Producer Feature: Cody Road Black Currants
In 2014, Kari and Rick O’Neill made plans to clear out several rows of their quarter-mile-long tree grove and replant. At that time, Kari had become interested in growing fruit that could be sold to wineries. Black currants ended up being her choice, due to their growth in the wild in the region, and their hardiness. Rick and Kari ranch between Martin and Mission, SD, in semi-arid land prone to drought and sandy soils.
Purchasing 600 plugs from McGinnus Berry Farms in British Columbia and renting an NRCS tree planter and fabric layer started the small business.
Black currant bushes start bearing fruit in approximately four years. Until that time, pruning and fertilization are key to production.
Caring for a large number of black currant bushes is very labor-intensive. O’Neill prunes every bush in early spring, and applies a generous portion of 7-yr-old aged manure (now compost) by hand. There is weeding to be done, and watering through a drip-line system with nozzles emitting at each bush.
Picking the berries is a rewarding time, but still very labor-intensive at the O’Neill ranch. Kari hires local people (5-7 if possible) to hand-pick the currants. She sorts the trash out, and freezes them in gallon zip-lock freezer bags.
Finding a market for the fruit has been challenging, but workable. O’Neill sells the majority of the fruit to a jam-maker at a larger winery. She also makes sales to a honey-infuser, brewery, and smaller winery.

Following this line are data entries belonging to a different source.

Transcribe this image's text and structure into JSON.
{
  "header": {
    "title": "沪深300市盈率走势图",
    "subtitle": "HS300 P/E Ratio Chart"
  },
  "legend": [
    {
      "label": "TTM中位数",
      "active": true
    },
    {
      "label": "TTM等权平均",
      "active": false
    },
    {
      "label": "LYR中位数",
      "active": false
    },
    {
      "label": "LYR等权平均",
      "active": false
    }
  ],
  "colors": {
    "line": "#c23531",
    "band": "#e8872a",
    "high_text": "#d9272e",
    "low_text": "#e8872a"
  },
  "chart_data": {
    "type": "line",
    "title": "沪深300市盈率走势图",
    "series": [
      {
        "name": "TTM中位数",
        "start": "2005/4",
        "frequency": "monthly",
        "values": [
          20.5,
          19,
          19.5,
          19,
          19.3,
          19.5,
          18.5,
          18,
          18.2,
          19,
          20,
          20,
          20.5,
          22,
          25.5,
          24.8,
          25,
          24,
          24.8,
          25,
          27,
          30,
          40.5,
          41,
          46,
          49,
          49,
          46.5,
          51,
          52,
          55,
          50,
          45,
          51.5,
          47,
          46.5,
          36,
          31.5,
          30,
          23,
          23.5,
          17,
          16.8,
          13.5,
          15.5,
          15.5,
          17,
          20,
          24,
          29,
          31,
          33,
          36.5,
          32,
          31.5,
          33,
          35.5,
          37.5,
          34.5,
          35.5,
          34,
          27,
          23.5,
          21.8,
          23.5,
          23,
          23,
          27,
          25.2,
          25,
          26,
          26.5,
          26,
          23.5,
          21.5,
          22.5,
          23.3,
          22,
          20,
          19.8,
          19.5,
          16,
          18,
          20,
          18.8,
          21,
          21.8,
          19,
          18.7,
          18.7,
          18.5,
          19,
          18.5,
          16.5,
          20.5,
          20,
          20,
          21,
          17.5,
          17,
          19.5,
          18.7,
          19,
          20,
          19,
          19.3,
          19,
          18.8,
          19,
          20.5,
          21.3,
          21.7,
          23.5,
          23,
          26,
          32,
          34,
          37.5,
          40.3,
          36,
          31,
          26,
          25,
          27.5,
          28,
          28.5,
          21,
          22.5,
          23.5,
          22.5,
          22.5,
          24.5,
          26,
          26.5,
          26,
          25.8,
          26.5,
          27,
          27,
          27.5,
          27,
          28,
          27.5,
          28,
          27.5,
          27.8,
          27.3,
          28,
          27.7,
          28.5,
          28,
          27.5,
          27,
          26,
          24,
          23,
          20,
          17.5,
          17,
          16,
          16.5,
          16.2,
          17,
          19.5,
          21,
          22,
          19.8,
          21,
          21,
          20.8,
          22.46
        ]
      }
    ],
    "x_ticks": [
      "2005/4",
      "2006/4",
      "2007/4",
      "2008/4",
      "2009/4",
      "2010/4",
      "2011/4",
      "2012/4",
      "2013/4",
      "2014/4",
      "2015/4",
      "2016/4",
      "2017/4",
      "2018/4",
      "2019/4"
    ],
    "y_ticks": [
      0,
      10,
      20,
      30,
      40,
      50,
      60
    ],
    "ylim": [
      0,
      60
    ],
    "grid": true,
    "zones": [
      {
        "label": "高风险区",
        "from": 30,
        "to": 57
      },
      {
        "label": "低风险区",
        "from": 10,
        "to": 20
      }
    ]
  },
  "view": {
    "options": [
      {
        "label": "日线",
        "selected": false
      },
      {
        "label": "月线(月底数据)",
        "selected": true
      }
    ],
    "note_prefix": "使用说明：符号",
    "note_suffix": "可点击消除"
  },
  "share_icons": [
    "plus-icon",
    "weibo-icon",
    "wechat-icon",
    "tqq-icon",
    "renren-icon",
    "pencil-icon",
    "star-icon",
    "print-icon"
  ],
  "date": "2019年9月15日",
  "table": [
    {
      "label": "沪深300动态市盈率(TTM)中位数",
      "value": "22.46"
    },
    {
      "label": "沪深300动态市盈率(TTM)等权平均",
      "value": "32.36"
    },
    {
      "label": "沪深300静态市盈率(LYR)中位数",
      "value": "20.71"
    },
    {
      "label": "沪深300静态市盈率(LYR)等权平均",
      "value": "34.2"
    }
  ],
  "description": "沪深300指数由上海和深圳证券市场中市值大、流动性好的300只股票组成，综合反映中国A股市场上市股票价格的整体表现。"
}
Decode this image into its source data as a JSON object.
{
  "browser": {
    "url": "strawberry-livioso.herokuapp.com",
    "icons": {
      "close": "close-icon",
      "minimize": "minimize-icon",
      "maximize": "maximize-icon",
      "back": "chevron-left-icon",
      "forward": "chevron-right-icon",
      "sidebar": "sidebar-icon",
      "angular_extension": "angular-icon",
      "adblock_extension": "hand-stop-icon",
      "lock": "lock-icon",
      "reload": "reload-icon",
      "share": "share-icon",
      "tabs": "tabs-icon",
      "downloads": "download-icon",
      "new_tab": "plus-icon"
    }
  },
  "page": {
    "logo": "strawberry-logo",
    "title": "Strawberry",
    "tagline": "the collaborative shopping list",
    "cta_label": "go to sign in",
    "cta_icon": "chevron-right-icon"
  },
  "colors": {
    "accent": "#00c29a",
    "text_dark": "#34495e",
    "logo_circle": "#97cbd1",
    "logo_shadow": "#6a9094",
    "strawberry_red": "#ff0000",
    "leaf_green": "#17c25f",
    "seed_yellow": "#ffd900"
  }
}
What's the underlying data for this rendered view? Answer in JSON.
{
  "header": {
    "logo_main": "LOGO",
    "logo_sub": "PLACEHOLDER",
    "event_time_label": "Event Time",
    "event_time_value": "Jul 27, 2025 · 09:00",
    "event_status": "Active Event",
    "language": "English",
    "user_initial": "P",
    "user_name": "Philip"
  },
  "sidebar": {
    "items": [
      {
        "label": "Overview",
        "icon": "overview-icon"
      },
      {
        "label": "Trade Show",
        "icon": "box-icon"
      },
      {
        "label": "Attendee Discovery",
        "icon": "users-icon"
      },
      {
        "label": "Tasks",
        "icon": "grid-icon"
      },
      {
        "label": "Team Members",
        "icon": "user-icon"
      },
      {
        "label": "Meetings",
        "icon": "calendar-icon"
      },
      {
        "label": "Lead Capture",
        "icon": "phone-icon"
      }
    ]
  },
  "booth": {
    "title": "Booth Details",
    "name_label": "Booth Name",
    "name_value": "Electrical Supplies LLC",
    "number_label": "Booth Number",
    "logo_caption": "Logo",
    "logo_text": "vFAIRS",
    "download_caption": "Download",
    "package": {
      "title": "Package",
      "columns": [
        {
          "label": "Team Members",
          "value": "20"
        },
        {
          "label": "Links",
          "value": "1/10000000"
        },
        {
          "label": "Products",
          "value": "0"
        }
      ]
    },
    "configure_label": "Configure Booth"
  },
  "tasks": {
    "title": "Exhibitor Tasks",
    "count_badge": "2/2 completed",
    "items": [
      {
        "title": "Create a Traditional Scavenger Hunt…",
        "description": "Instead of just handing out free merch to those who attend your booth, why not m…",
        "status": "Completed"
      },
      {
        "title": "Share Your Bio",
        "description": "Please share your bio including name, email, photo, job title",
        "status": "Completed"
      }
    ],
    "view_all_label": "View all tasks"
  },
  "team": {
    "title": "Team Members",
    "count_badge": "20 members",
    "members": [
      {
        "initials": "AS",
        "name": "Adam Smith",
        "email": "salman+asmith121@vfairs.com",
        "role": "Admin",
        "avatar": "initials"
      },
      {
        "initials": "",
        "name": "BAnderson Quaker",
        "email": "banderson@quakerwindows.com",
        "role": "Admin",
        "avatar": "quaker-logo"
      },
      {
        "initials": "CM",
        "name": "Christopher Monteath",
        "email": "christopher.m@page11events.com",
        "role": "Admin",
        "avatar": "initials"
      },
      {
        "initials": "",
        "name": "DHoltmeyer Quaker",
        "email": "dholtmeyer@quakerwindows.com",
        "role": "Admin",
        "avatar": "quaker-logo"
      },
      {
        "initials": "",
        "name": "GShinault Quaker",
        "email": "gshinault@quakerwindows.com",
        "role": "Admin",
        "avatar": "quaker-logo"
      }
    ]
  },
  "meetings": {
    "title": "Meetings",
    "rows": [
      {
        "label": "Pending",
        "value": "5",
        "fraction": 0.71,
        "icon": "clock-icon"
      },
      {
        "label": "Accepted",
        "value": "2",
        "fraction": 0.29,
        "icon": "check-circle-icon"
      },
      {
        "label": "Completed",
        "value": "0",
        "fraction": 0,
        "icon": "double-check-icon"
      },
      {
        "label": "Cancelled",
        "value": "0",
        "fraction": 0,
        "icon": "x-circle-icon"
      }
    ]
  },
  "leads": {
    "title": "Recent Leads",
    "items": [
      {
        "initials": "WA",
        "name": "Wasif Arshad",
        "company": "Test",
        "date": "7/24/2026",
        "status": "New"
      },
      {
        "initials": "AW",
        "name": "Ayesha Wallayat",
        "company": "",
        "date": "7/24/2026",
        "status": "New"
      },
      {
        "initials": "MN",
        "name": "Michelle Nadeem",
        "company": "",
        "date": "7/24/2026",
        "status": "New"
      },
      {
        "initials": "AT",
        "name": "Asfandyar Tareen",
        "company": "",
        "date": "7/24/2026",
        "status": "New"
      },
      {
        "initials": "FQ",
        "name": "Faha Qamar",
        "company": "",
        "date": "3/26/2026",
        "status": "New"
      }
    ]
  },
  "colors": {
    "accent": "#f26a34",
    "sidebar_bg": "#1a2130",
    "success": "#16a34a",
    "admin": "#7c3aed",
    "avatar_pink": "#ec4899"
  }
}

“You have to love the time spent outside in the grove,” says O’Neill. While she hopes the business becomes profitable at some point, she has enjoyed the connections she has made, the products she has experimented with, and the compliments from people who enjoy her products. “Family and friends know what they will likely get for Christmas,” says O’Neill!
For more info, contact Kari O’Neill at 605-690-8820 or via email.